After completing his DPhil, Vane worked as an assistant professor the Department of Pharmacology at Yale University before moving back to the United Kingdom to take up a post as a senior lecturer in the Institute of Basic Medical Sciences at the University of London in 1955.

1966

Vane held a post at the University of London for 18 years, progressing from senior lecturer to Professor of Experimental Pharmacology in 1966 (at the Royal College of Surgeons). During that time he developed certain bioassay techniques and focussed his research on both angiotensin-converting enzyme and the actions of aspirin, eventually leading to the publication with Priscilla Piper of the relationship between aspirin and the prostaglandins that earned him the Nobel Prize in Physiology or Medicine in 1982.

1973

In 1973, Vane left his academic post at the Royal College of Surgeons and took up the position as Director of Research at the Wellcome Foundation, taking a number of his colleagues with him who went on to form the Prostaglandin Research department. Under the leadership of Salvador Moncada, this group continued important research that eventually led to the discovery of prostacyclin.

1974

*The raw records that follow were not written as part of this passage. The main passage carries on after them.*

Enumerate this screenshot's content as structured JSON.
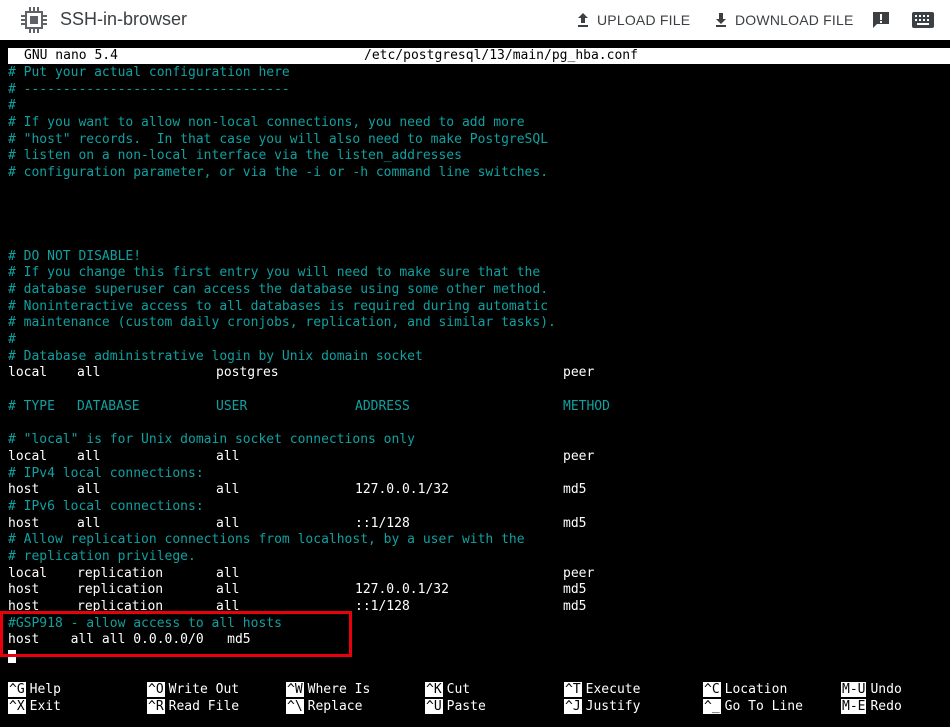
{
  "app": {
    "title": "SSH-in-browser",
    "upload_label": "UPLOAD FILE",
    "download_label": "DOWNLOAD FILE"
  },
  "nano": {
    "version": "GNU nano 5.4",
    "filename": "/etc/postgresql/13/main/pg_hba.conf"
  },
  "lines": [
    {
      "type": "comment",
      "text": "# Put your actual configuration here"
    },
    {
      "type": "comment",
      "text": "# ----------------------------------"
    },
    {
      "type": "comment",
      "text": "#"
    },
    {
      "type": "comment",
      "text": "# If you want to allow non-local connections, you need to add more"
    },
    {
      "type": "comment",
      "text": "# \"host\" records.  In that case you will also need to make PostgreSQL"
    },
    {
      "type": "comment",
      "text": "# listen on a non-local interface via the listen_addresses"
    },
    {
      "type": "comment",
      "text": "# configuration parameter, or via the -i or -h command line switches."
    },
    {
      "type": "blank",
      "text": ""
    },
    {
      "type": "blank",
      "text": ""
    },
    {
      "type": "blank",
      "text": ""
    },
    {
      "type": "blank",
      "text": ""
    },
    {
      "type": "comment",
      "text": "# DO NOT DISABLE!"
    },
    {
      "type": "comment",
      "text": "# If you change this first entry you will need to make sure that the"
    },
    {
      "type": "comment",
      "text": "# database superuser can access the database using some other method."
    },
    {
      "type": "comment",
      "text": "# Noninteractive access to all databases is required during automatic"
    },
    {
      "type": "comment",
      "text": "# maintenance (custom daily cronjobs, replication, and similar tasks)."
    },
    {
      "type": "comment",
      "text": "#"
    },
    {
      "type": "comment",
      "text": "# Database administrative login by Unix domain socket"
    },
    {
      "type": "row",
      "cols": [
        "local",
        "all",
        "postgres",
        "",
        "peer"
      ]
    },
    {
      "type": "blank",
      "text": ""
    },
    {
      "type": "commentrow",
      "cols": [
        "# TYPE",
        "DATABASE",
        "USER",
        "ADDRESS",
        "METHOD"
      ]
    },
    {
      "type": "blank",
      "text": ""
    },
    {
      "type": "comment",
      "text": "# \"local\" is for Unix domain socket connections only"
    },
    {
      "type": "row",
      "cols": [
        "local",
        "all",
        "all",
        "",
        "peer"
      ]
    },
    {
      "type": "comment",
      "text": "# IPv4 local connections:"
    },
    {
      "type": "row",
      "cols": [
        "host",
        "all",
        "all",
        "127.0.0.1/32",
        "md5"
      ]
    },
    {
      "type": "comment",
      "text": "# IPv6 local connections:"
    },
    {
      "type": "row",
      "cols": [
        "host",
        "all",
        "all",
        "::1/128",
        "md5"
      ]
    },
    {
      "type": "comment",
      "text": "# Allow replication connections from localhost, by a user with the"
    },
    {
      "type": "comment",
      "text": "# replication privilege."
    },
    {
      "type": "row",
      "cols": [
        "local",
        "replication",
        "all",
        "",
        "peer"
      ]
    },
    {
      "type": "row",
      "cols": [
        "host",
        "replication",
        "all",
        "127.0.0.1/32",
        "md5"
      ]
    },
    {
      "type": "row",
      "cols": [
        "host",
        "replication",
        "all",
        "::1/128",
        "md5"
      ]
    },
    {
      "type": "comment",
      "text": "#GSP918 - allow access to all hosts"
    },
    {
      "type": "plain",
      "text": "host    all all 0.0.0.0/0   md5"
    },
    {
      "type": "cursor",
      "text": ""
    }
  ],
  "shortcuts": [
    {
      "key": "^G",
      "label": "Help"
    },
    {
      "key": "^X",
      "label": "Exit"
    },
    {
      "key": "^O",
      "label": "Write Out"
    },
    {
      "key": "^R",
      "label": "Read File"
    },
    {
      "key": "^W",
      "label": "Where Is"
    },
    {
      "key": "^\\",
      "label": "Replace"
    },
    {
      "key": "^K",
      "label": "Cut"
    },
    {
      "key": "^U",
      "label": "Paste"
    },
    {
      "key": "^T",
      "label": "Execute"
    },
    {
      "key": "^J",
      "label": "Justify"
    },
    {
      "key": "^C",
      "label": "Location"
    },
    {
      "key": "^_",
      "label": "Go To Line"
    },
    {
      "key": "M-U",
      "label": "Undo"
    },
    {
      "key": "M-E",
      "label": "Redo"
    }
  ],
  "colors": {
    "comment": "#10a0a0",
    "highlight_border": "#e8000b",
    "terminal_bg": "#000000"
  }
}
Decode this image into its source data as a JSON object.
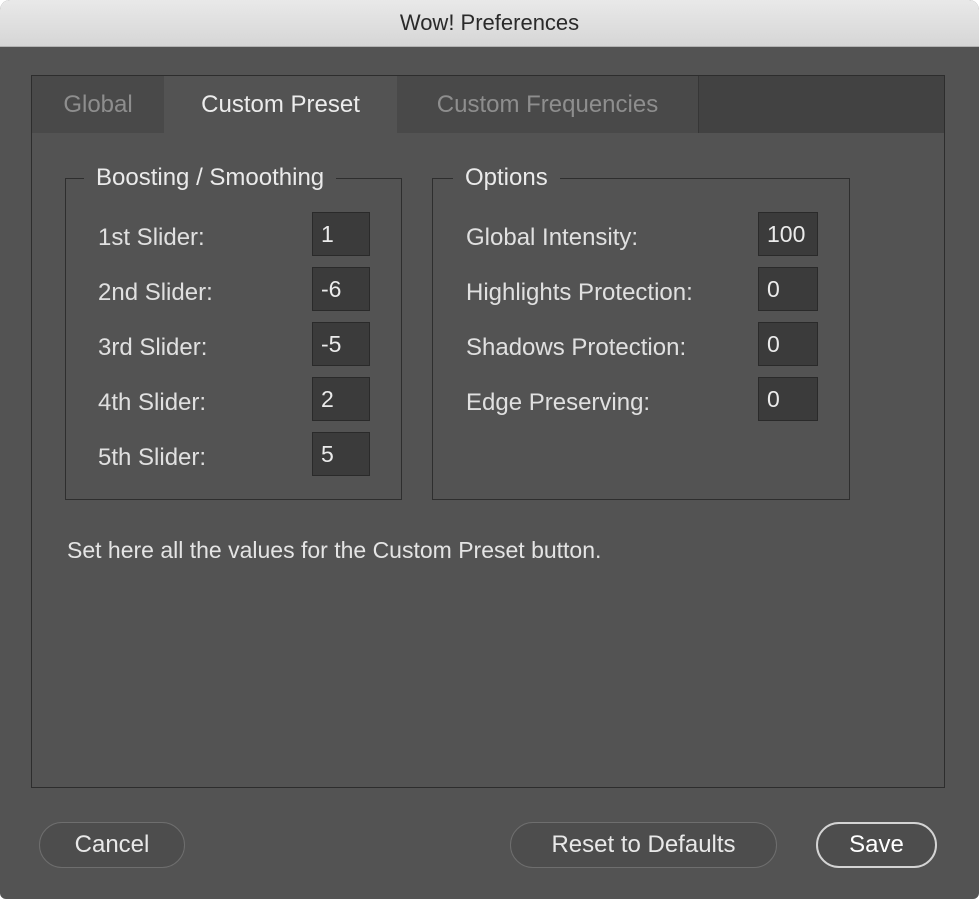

Vane was elected a Fellow of the Royal Society (FRS) in 1974. He was also awarded honorary doctorate degrees from Jagiellonian University Medical College (formerly Copernicus Academy of Medicine) in 1977, Paris Descartes University in 1978, Mount Sinai School of Medicine in 1980 and the University of Aberdeen in 1983. He was awarded the Lasker Award in 1977 for the discovery of prostacyclin and was knighted in 1984 for his contributions to science.

1985

In 1985, Vane returned to academic life and founded the william Harvey Research Institute at the Medical College of St Bartholomew's Hospital (now Barts and The London School of Medicine and Dentistry an institution of Queen Mary University of London). At the william Harvey Research Institute, Vane's work focused on selective inhibitors of COX-2, and the interplay between nitric oxide and endothelin in the regulation of vascular function.

2004

John Vane married in 1948 to Elizabeth Daphne Page and had 2 daughters. He died on 19 November 2004 in Princess Royal University Hospital, Kent, from long-term complications arising from leg and hip fractures he sustained in May of that year.